▶ PROBLEM TO SOLVE:
Please filter the data below down to the lines holding the string "nyní".

MATERIAL TO PROCESS Block Start

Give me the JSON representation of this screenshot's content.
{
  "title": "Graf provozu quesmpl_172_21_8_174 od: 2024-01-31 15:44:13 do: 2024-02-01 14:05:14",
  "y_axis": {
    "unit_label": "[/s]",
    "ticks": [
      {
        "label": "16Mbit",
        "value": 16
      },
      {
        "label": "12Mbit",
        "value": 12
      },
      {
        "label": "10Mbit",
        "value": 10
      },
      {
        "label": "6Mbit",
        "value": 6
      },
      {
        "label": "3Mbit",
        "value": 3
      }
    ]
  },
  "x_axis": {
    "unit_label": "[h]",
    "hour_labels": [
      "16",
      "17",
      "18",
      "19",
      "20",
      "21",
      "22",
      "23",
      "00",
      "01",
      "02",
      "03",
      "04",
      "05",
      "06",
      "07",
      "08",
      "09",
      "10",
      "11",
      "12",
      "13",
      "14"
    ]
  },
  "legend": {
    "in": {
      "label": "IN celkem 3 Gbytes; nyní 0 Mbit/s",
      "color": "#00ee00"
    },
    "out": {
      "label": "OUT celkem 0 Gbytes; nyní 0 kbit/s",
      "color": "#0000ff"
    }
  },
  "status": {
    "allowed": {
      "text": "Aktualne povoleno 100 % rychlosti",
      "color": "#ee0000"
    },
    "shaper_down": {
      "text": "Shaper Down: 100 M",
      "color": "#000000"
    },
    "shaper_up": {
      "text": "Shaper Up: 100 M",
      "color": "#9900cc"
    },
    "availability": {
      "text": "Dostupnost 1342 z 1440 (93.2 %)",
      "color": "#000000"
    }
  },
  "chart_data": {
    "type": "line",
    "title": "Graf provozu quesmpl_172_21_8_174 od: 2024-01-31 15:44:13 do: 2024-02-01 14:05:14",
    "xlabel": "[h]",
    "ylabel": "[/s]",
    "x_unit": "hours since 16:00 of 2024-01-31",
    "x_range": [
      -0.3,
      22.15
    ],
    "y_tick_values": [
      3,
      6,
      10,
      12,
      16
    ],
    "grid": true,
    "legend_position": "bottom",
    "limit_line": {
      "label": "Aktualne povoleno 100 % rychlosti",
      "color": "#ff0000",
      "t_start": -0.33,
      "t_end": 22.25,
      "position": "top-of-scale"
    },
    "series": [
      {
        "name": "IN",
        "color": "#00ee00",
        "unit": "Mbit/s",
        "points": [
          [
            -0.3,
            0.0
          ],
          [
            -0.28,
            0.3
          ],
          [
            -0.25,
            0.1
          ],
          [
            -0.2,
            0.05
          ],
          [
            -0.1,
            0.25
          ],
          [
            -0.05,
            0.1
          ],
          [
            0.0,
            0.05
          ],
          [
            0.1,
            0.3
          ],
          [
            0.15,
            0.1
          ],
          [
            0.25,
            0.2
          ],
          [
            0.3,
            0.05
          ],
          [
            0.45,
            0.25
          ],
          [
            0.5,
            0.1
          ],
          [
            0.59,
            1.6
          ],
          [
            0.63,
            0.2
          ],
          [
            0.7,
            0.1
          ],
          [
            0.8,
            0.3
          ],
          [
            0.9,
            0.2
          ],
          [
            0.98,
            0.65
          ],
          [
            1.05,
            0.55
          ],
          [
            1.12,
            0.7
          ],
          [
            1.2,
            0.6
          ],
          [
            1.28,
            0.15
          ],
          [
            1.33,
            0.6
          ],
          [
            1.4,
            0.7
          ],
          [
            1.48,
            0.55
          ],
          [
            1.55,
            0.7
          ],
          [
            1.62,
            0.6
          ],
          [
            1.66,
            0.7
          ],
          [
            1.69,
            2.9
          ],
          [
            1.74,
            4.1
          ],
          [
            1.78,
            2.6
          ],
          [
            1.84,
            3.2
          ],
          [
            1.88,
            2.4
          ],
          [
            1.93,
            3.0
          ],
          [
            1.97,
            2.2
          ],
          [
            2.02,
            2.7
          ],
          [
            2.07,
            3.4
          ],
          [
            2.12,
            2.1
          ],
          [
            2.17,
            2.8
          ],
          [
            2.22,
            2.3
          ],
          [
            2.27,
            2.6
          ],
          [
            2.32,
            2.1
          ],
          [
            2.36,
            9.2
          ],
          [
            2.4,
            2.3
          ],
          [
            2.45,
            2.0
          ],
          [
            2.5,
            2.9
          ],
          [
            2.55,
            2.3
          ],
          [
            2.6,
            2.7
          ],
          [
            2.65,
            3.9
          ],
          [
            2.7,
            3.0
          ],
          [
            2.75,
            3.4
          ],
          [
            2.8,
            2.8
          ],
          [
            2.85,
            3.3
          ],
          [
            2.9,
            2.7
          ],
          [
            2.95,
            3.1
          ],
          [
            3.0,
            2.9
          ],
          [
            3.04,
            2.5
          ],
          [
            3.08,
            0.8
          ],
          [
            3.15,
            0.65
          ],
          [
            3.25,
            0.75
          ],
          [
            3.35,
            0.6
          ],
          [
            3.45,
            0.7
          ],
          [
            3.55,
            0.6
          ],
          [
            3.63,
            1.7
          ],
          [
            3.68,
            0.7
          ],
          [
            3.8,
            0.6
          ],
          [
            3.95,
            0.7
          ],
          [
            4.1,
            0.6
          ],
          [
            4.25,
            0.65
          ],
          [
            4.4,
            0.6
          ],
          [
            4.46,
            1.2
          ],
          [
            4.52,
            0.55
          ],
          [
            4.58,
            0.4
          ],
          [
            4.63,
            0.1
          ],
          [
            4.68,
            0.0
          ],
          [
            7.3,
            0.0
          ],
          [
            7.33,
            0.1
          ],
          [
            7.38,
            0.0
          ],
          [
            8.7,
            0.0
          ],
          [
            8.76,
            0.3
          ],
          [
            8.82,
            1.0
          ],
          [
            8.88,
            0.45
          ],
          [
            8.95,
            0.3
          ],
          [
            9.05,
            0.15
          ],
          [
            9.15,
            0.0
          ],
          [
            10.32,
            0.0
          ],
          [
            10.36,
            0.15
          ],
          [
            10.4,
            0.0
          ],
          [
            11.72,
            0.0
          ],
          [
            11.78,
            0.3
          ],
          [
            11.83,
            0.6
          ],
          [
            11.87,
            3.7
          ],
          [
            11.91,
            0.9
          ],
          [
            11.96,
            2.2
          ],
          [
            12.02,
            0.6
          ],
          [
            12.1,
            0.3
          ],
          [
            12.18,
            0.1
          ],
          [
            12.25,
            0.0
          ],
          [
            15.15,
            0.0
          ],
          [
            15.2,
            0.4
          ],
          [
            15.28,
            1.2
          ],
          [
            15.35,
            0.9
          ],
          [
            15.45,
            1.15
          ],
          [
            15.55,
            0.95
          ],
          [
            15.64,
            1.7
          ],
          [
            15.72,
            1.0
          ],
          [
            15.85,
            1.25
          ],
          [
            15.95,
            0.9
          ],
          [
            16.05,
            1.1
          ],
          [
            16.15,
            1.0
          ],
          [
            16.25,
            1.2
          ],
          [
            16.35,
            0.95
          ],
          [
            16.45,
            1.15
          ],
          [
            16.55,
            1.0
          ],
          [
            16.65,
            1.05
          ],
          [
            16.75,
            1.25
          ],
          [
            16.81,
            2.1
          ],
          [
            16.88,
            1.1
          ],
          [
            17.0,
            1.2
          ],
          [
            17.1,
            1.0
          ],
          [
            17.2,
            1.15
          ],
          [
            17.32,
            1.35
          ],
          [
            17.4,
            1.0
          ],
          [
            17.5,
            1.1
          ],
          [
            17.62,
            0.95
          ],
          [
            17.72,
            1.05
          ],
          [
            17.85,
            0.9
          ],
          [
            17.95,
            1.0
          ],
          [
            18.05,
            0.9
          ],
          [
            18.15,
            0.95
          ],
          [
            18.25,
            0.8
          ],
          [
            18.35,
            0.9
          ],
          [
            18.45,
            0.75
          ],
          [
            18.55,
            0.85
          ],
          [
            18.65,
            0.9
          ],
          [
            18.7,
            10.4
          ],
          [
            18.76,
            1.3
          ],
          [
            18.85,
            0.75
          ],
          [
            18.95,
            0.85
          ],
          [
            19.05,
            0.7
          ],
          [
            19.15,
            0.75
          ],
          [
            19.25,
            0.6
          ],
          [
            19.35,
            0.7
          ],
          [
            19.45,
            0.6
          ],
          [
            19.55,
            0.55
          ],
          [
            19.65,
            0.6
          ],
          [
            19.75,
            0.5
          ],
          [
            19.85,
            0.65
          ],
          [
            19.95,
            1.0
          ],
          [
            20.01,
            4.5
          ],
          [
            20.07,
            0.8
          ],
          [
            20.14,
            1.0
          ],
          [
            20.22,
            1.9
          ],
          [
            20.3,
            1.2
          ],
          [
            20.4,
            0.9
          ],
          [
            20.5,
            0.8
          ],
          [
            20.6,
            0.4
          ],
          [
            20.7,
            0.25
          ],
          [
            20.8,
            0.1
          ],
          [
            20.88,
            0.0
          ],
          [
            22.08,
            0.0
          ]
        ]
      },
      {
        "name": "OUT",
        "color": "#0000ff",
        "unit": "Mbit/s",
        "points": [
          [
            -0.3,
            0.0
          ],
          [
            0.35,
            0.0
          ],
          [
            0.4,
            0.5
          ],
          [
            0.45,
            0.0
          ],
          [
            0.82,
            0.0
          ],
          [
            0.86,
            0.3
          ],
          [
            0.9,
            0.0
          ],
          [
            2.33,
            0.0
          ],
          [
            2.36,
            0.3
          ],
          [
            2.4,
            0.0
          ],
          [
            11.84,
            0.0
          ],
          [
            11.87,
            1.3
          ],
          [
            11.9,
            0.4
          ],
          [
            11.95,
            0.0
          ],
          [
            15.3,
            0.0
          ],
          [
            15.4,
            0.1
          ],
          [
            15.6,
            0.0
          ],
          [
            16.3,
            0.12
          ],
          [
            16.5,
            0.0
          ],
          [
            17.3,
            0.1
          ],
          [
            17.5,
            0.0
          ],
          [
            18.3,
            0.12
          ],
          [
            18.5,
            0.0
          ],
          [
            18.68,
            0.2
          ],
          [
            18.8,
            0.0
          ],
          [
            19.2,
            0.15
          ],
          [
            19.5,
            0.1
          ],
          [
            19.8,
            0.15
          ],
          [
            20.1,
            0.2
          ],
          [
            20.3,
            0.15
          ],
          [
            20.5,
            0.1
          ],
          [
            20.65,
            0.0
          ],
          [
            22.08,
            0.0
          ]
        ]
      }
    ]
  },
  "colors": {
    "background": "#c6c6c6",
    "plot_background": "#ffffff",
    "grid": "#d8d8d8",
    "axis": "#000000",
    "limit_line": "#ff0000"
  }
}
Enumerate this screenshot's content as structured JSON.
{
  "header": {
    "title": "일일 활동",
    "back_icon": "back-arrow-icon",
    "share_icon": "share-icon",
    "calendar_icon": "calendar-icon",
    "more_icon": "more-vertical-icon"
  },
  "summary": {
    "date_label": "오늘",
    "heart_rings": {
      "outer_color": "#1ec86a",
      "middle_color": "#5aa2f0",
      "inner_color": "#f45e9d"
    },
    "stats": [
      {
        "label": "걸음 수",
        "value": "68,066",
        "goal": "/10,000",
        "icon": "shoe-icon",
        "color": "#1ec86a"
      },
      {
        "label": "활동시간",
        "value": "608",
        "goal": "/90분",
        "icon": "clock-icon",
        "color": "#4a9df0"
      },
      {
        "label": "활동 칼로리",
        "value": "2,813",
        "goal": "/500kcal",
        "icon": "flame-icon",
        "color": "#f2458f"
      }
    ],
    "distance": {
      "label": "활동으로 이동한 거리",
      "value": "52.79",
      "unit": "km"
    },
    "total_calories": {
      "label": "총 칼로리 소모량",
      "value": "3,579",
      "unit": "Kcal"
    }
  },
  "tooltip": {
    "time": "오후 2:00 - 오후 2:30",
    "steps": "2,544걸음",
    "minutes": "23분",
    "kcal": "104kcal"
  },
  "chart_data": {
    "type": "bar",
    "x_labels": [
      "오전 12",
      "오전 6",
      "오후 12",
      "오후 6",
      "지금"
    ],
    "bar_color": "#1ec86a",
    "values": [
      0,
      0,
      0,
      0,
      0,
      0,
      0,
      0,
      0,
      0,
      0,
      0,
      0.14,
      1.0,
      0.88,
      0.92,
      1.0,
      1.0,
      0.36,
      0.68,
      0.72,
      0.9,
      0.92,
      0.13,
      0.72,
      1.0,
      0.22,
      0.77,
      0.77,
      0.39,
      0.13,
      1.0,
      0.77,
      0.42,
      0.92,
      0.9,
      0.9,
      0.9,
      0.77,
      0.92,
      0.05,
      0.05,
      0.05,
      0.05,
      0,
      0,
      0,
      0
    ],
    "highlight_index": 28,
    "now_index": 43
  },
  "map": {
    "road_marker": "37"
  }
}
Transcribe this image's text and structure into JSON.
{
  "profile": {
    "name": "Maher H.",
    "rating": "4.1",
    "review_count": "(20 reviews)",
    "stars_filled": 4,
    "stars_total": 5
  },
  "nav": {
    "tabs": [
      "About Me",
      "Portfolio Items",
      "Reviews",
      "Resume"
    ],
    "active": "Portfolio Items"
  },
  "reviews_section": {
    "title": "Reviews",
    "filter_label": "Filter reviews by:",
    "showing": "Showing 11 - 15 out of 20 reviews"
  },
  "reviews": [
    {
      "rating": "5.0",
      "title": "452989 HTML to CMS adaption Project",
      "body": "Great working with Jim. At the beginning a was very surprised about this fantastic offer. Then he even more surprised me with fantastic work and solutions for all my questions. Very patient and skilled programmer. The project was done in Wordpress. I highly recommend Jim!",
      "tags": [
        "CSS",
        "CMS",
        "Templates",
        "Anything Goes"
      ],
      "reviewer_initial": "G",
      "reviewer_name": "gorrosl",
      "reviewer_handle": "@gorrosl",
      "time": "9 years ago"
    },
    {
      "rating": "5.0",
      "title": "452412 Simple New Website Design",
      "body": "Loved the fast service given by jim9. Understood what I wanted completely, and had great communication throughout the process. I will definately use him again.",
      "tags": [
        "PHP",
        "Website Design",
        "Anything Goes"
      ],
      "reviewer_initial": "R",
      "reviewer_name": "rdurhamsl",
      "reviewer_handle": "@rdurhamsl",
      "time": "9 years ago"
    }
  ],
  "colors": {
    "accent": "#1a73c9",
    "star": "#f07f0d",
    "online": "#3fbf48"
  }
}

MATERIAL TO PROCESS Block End

▶ REPLY:
      "label": "IN celkem 3 Gbytes; nyní 0 Mbit/s",
      "label": "OUT celkem 0 Gbytes; nyní 0 kbit/s",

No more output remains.